• PROBLEM REQUIREMENTS: Return each line of the records with nothing changed, pictures excepted.

• SOURCE RECORDS:
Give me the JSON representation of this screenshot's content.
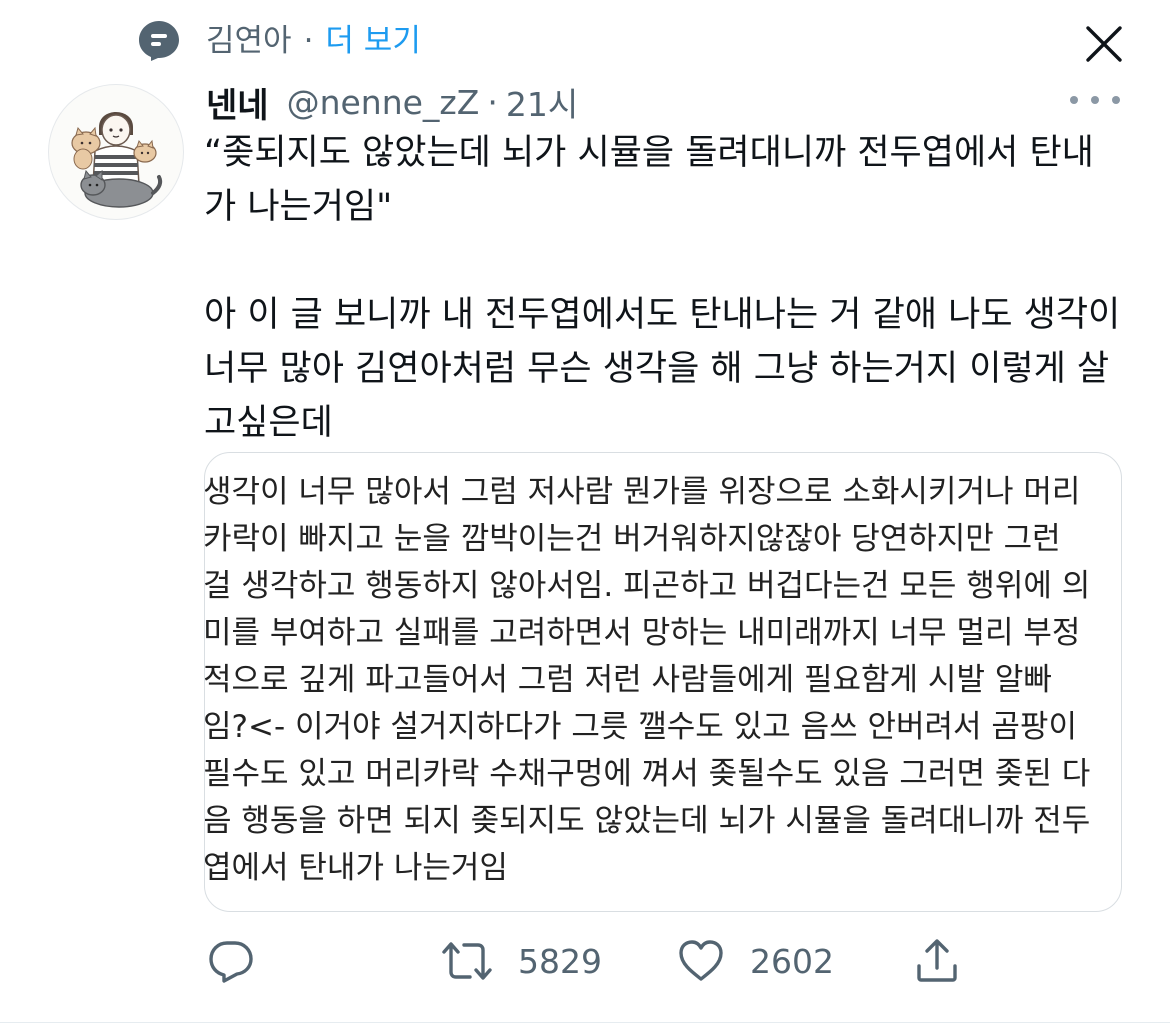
{
  "context": {
    "icon": "topic-icon",
    "name": "김연아",
    "dot": "·",
    "more_label": "더 보기"
  },
  "close": {
    "icon": "close-icon"
  },
  "author": {
    "display_name": "넨네",
    "handle": "@nenne_zZ",
    "separator": "·",
    "time": "21시",
    "avatar": "avatar-illustration"
  },
  "more": {
    "icon": "more-icon"
  },
  "tweet": {
    "paragraph_1": "“좆되지도 않았는데 뇌가 시뮬을 돌려대니까 전두엽에서 탄내가 나는거임\"",
    "paragraph_2": "아 이 글 보니까 내 전두엽에서도 탄내나는 거 같애 나도 생각이 너무 많아 김연아처럼 무슨 생각을 해 그냥 하는거지 이렇게 살고싶은데"
  },
  "media": {
    "lines": [
      "생각이 너무 많아서 그럼 저사람 뭔가를 위장으로 소화시키거나 머리",
      "카락이 빠지고 눈을 깜박이는건 버거워하지않잖아 당연하지만 그런",
      "걸 생각하고 행동하지 않아서임. 피곤하고 버겁다는건 모든 행위에 의",
      "미를 부여하고 실패를 고려하면서 망하는 내미래까지 너무 멀리 부정",
      "적으로 깊게 파고들어서 그럼 저런 사람들에게 필요함게 시발 알빠",
      "임?<- 이거야 설거지하다가 그릇 깰수도 있고 음쓰 안버려서 곰팡이",
      "필수도 있고 머리카락 수채구멍에 껴서 좆될수도 있음 그러면 좆된 다",
      "음 행동을 하면 되지 좆되지도 않았는데 뇌가 시뮬을 돌려대니까 전두",
      "엽에서 탄내가 나는거임"
    ]
  },
  "actions": {
    "reply": {
      "icon": "reply-icon"
    },
    "retweet": {
      "icon": "retweet-icon",
      "count": "5829"
    },
    "like": {
      "icon": "heart-icon",
      "count": "2602"
    },
    "share": {
      "icon": "share-icon"
    }
  },
  "colors": {
    "text_primary": "#0f1419",
    "text_secondary": "#536471",
    "accent": "#1d9bf0"
  }
}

• EXERCISE RESULT:
Give me the JSON representation of this screenshot's content.
{
  "context": {
    "icon": "topic-icon",
    "name": "김연아",
    "dot": "·",
    "more_label": "더 보기"
  },
  "close": {
    "icon": "close-icon"
  },
  "author": {
    "display_name": "넨네",
    "handle": "@nenne_zZ",
    "separator": "·",
    "time": "21시",
    "avatar": "avatar-illustration"
  },
  "more": {
    "icon": "more-icon"
  },
  "tweet": {
    "paragraph_1": "“좆되지도 않았는데 뇌가 시뮬을 돌려대니까 전두엽에서 탄내가 나는거임\"",
    "paragraph_2": "아 이 글 보니까 내 전두엽에서도 탄내나는 거 같애 나도 생각이 너무 많아 김연아처럼 무슨 생각을 해 그냥 하는거지 이렇게 살고싶은데"
  },
  "media": {
    "lines": [
      "생각이 너무 많아서 그럼 저사람 뭔가를 위장으로 소화시키거나 머리",
      "카락이 빠지고 눈을 깜박이는건 버거워하지않잖아 당연하지만 그런",
      "걸 생각하고 행동하지 않아서임. 피곤하고 버겁다는건 모든 행위에 의",
      "미를 부여하고 실패를 고려하면서 망하는 내미래까지 너무 멀리 부정",
      "적으로 깊게 파고들어서 그럼 저런 사람들에게 필요함게 시발 알빠",
      "임?<- 이거야 설거지하다가 그릇 깰수도 있고 음쓰 안버려서 곰팡이",
      "필수도 있고 머리카락 수채구멍에 껴서 좆될수도 있음 그러면 좆된 다",
      "음 행동을 하면 되지 좆되지도 않았는데 뇌가 시뮬을 돌려대니까 전두",
      "엽에서 탄내가 나는거임"
    ]
  },
  "actions": {
    "reply": {
      "icon": "reply-icon"
    },
    "retweet": {
      "icon": "retweet-icon",
      "count": "5829"
    },
    "like": {
      "icon": "heart-icon",
      "count": "2602"
    },
    "share": {
      "icon": "share-icon"
    }
  },
  "colors": {
    "text_primary": "#0f1419",
    "text_secondary": "#536471",
    "accent": "#1d9bf0"
  }
}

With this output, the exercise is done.